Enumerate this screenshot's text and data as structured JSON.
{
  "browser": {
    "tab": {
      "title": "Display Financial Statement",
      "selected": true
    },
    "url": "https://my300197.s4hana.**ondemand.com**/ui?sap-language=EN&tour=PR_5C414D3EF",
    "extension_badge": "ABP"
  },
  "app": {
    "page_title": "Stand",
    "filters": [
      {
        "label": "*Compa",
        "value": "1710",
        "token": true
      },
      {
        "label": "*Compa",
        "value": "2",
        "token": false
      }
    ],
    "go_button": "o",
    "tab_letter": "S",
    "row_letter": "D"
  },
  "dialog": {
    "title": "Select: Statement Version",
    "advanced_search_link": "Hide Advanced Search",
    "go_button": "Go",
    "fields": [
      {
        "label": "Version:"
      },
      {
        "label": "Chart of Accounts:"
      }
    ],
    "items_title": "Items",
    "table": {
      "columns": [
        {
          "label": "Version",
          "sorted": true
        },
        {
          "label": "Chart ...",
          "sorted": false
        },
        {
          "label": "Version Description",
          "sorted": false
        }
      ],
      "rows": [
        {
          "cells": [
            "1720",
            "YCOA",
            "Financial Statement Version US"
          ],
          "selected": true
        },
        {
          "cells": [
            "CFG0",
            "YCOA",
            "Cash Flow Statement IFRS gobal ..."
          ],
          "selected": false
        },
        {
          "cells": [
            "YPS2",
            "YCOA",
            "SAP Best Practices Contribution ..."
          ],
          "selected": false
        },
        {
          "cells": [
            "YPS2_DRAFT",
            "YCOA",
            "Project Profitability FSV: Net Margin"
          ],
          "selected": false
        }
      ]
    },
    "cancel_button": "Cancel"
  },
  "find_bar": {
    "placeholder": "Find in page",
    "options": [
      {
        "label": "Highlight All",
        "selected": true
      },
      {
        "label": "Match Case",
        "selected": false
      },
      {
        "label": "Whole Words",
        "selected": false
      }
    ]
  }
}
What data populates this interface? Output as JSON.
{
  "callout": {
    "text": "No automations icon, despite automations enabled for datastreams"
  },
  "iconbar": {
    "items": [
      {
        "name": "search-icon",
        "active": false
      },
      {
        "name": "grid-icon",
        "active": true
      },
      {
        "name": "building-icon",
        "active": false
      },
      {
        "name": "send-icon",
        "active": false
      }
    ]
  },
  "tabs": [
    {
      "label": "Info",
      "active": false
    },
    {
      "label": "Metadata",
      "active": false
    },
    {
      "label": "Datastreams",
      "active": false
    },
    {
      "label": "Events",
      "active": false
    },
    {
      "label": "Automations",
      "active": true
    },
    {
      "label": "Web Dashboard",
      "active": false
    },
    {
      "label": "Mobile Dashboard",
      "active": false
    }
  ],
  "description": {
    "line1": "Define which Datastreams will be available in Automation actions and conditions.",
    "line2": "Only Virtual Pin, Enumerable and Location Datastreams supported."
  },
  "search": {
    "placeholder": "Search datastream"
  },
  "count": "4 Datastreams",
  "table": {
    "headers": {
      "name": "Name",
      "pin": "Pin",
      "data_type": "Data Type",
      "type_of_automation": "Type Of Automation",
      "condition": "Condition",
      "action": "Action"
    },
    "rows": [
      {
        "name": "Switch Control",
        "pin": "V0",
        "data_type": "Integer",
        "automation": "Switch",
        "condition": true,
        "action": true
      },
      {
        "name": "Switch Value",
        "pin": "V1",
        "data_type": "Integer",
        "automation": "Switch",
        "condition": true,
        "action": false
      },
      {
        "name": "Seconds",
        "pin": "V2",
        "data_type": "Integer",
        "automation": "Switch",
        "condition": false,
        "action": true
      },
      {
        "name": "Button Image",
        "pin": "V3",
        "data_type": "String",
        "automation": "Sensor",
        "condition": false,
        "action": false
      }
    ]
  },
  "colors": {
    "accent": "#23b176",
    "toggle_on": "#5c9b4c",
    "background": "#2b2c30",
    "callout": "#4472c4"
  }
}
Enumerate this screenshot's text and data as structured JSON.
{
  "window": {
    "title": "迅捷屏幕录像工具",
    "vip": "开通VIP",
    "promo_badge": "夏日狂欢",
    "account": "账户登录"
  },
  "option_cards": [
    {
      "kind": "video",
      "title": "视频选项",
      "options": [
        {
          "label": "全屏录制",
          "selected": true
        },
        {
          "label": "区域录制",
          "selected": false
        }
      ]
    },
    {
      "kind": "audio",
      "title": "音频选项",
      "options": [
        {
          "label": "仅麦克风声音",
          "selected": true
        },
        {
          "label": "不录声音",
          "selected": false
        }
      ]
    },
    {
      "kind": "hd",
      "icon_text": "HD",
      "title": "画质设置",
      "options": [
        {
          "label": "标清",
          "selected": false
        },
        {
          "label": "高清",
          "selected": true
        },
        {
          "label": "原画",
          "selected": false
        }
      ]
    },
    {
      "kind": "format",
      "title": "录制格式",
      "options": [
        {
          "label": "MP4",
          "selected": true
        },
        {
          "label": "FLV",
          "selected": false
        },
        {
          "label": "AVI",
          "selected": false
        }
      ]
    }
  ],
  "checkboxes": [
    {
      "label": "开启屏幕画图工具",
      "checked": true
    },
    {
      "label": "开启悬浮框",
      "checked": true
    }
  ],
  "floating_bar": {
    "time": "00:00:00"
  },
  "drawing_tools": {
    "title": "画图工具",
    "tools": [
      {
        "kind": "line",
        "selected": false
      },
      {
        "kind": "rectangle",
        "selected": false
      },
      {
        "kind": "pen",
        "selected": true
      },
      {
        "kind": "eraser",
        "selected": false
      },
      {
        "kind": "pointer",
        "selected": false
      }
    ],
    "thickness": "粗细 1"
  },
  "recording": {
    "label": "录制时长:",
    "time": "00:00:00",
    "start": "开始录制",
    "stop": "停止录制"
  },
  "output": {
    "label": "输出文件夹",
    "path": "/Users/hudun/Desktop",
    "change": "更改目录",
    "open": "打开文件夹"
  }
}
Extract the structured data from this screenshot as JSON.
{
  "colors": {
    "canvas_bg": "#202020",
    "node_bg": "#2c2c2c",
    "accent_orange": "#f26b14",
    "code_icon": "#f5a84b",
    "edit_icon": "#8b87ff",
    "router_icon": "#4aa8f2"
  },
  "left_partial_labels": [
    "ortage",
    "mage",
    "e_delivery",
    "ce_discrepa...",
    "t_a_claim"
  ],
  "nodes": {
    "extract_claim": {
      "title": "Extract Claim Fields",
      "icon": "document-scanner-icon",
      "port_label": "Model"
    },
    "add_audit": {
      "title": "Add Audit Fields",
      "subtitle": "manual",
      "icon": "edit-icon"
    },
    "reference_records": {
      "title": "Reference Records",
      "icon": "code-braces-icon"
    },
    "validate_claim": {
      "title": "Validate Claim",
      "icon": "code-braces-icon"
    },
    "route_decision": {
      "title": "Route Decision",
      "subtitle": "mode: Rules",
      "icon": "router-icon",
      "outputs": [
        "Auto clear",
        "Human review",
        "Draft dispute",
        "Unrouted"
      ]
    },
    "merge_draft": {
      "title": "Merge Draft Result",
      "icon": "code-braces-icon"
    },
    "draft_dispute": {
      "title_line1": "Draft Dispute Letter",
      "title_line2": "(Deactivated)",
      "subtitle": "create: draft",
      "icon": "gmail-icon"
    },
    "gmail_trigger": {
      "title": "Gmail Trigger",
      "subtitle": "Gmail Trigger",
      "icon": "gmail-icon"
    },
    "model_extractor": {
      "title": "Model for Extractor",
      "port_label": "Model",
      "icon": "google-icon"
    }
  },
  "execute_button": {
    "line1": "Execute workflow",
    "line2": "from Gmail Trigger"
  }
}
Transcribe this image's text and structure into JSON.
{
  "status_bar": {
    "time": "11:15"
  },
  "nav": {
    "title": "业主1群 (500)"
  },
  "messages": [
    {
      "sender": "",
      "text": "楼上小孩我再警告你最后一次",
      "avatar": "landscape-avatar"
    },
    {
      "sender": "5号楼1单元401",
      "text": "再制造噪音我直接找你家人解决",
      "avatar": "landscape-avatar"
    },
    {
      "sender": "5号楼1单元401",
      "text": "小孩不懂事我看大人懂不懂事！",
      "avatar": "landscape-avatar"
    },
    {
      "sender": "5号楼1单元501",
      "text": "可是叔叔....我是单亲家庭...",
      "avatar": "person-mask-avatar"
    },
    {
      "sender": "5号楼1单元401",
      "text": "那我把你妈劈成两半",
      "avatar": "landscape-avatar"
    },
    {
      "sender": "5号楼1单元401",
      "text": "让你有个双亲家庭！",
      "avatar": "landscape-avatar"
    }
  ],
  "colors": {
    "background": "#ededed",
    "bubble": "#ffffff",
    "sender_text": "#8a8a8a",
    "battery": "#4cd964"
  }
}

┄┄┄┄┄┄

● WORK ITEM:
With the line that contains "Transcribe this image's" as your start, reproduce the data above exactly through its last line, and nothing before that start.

● ANSWER SPACE:
Transcribe this image's text and structure into JSON.
{
  "status_bar": {
    "time": "11:15"
  },
  "nav": {
    "title": "业主1群 (500)"
  },
  "messages": [
    {
      "sender": "",
      "text": "楼上小孩我再警告你最后一次",
      "avatar": "landscape-avatar"
    },
    {
      "sender": "5号楼1单元401",
      "text": "再制造噪音我直接找你家人解决",
      "avatar": "landscape-avatar"
    },
    {
      "sender": "5号楼1单元401",
      "text": "小孩不懂事我看大人懂不懂事！",
      "avatar": "landscape-avatar"
    },
    {
      "sender": "5号楼1单元501",
      "text": "可是叔叔....我是单亲家庭...",
      "avatar": "person-mask-avatar"
    },
    {
      "sender": "5号楼1单元401",
      "text": "那我把你妈劈成两半",
      "avatar": "landscape-avatar"
    },
    {
      "sender": "5号楼1单元401",
      "text": "让你有个双亲家庭！",
      "avatar": "landscape-avatar"
    }
  ],
  "colors": {
    "background": "#ededed",
    "bubble": "#ffffff",
    "sender_text": "#8a8a8a",
    "battery": "#4cd964"
  }
}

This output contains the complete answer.